If they guess wrong, they sit down. After all guess, students reveal who picked who. And it starts again. *Ticket system: Cut out colored pieces of construction paper, about the size of a raffle ticket. Pass 1 to all students who are not part of the first 7 chosen. Instead of touching a thumb, the 7 students take a ticket. Collect them in a pile or can each round.
So, for each round, instruct the group of 7 that they need to pick ones with tickets. They don't need to pick all tickets all the time. Just some tickets all the time. When all tickets are used, each student has had a chance. Pass out the tickets again, and do the same thing. That way, all students get picked, multiple times, no matter what! You can even do 1 extra round after all tickets are gone to give students a free choice if you wish.

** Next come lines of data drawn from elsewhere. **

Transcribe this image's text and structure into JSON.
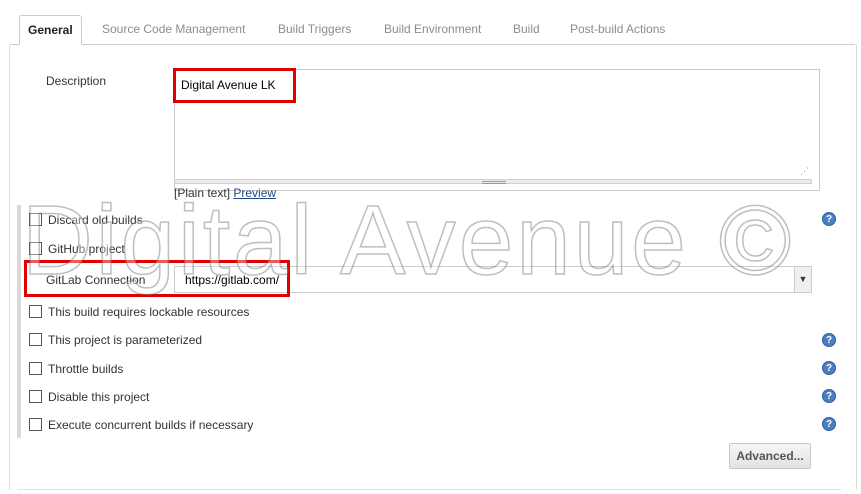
{
  "tabs": [
    "General",
    "Source Code Management",
    "Build Triggers",
    "Build Environment",
    "Build",
    "Post-build Actions"
  ],
  "description": {
    "label": "Description",
    "value": "Digital Avenue LK",
    "plain_text": "[Plain text]",
    "preview_link": "Preview"
  },
  "options": {
    "discard_old_builds": "Discard old builds",
    "github_project": "GitHub project",
    "lockable_resources": "This build requires lockable resources",
    "parameterized": "This project is parameterized",
    "throttle_builds": "Throttle builds",
    "disable_project": "Disable this project",
    "concurrent_builds": "Execute concurrent builds if necessary"
  },
  "gitlab": {
    "label": "GitLab Connection",
    "value": "https://gitlab.com/"
  },
  "buttons": {
    "advanced": "Advanced..."
  },
  "icons": {
    "help": "?",
    "dropdown": "▼"
  },
  "watermark": "Digital Avenue ©",
  "colors": {
    "highlight": "#e00000",
    "help": "#4a7fc1",
    "link": "#204a87"
  }
}
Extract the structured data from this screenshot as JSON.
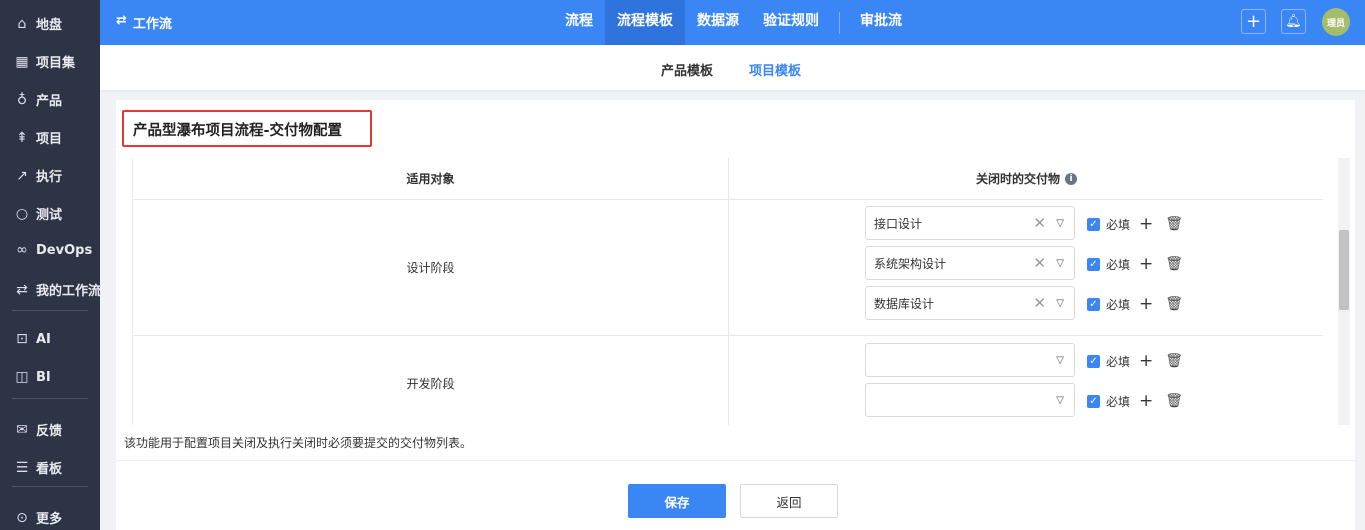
{
  "sidebar": {
    "items": [
      {
        "label": "地盘",
        "icon": "home-icon"
      },
      {
        "label": "项目集",
        "icon": "grid-icon"
      },
      {
        "label": "产品",
        "icon": "bulb-icon"
      },
      {
        "label": "项目",
        "icon": "rocket-icon"
      },
      {
        "label": "执行",
        "icon": "run-icon"
      },
      {
        "label": "测试",
        "icon": "search-icon"
      },
      {
        "label": "DevOps",
        "icon": "infinity-icon"
      },
      {
        "label": "我的工作流",
        "icon": "workflow-icon"
      },
      {
        "label": "AI",
        "icon": "robot-icon"
      },
      {
        "label": "BI",
        "icon": "chart-board-icon"
      },
      {
        "label": "反馈",
        "icon": "feedback-icon"
      },
      {
        "label": "看板",
        "icon": "kanban-icon"
      },
      {
        "label": "更多",
        "icon": "more-icon"
      }
    ]
  },
  "topbar": {
    "title": "工作流",
    "tabs": [
      "流程",
      "流程模板",
      "数据源",
      "验证规则",
      "审批流"
    ],
    "active_tab": "流程模板",
    "avatar": "理员"
  },
  "subnav": {
    "tabs": [
      "产品模板",
      "项目模板"
    ],
    "active": "项目模板"
  },
  "card": {
    "title": "产品型瀑布项目流程-交付物配置",
    "columns": [
      "适用对象",
      "关闭时的交付物"
    ],
    "rows": [
      {
        "stage": "设计阶段",
        "deliverables": [
          "接口设计",
          "系统架构设计",
          "数据库设计"
        ]
      },
      {
        "stage": "开发阶段",
        "deliverables": [
          "",
          ""
        ]
      }
    ],
    "required_label": "必填",
    "note": "该功能用于配置项目关闭及执行关闭时必须要提交的交付物列表。",
    "save": "保存",
    "back": "返回"
  },
  "colors": {
    "topbar": "#3a86f5",
    "sidebar": "#2e3446",
    "highlight": "#e53935"
  }
}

You pick one student to be "it." They sit in a chair and face away from the class, closing their eyes. You need a closet or cabinet or wall that a student can "hide" behind and not be seen by the person in the chair. You quietly point to a student to "hide." While they are hiding, you count to 10. The rest of the students change desks. At 10, all must sit down. You can speed up the count if you need to maintain the chaos. You then ask the person who is "it" to turn around and guess who is missing. It is actually harder than it seems. Sometimes I found myself forgetting who was hidden. What makes it hard is that all students are mixed up now. If they guess right, they get to stay. The person who was hidden picks the next hider. If they guess wrong, they pick the next student to hide then sit down. You can make a max number of right guesses allowed so a good guesser does not hog it all. I like 3. If they guess 2 in a row, they get to play just one more no matter what. That way, you use up a lot of students and keeps it moving. Again, you can use a modified ticket system to keep track of who has been chosen. This used to be called Kid in the Closet, but I would refrain from putting a kid in the closet.

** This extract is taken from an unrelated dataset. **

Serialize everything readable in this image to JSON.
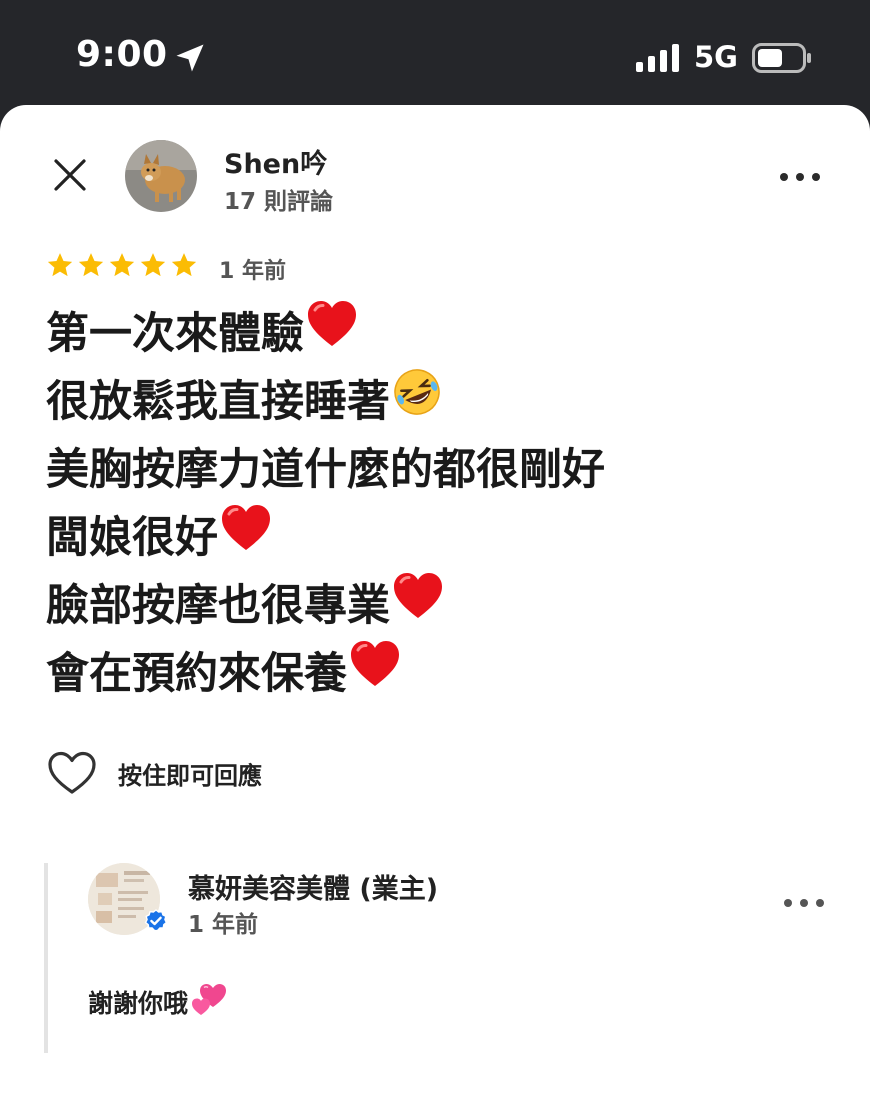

Put the numbers 1 to 4, fairly large on pieces of paper. That is, one number per paper. Tape one paper in each corner of the classroom. Sometimes a cupboard will block the corner, so tape it accordingly. You then have 4 corners, each numbered from 1 to 4. Cut a paper into 4 equal pieces. Put the numbees 1 to 4, one on each piece. Fold them up and put these 4 papers in a box, bag, can, or similar. Now, you tell all students in the class to go to a corner. You pick a number from the bag and read it. All students in that corner must sit down. You tell the class to switch corners. The rule is they cannot stay at the same corner. You count to 10 (or less) and pick another number. Remember to put chosen numbers back in the container. Again, all students at that corner sit down. You keep repeating this until you have 4 or less. When there are 4 or less, on each draw they must switch their corners and they cannot be at the same corner as someone else. Sometimes at the end, you will need to draw a few times as some corners will be empty. Eventually, you will call the last corner with a student in it and the other student will be the only one left--the winner! You can then play again, with the winner picking numbers.
More Teaching Strategies at: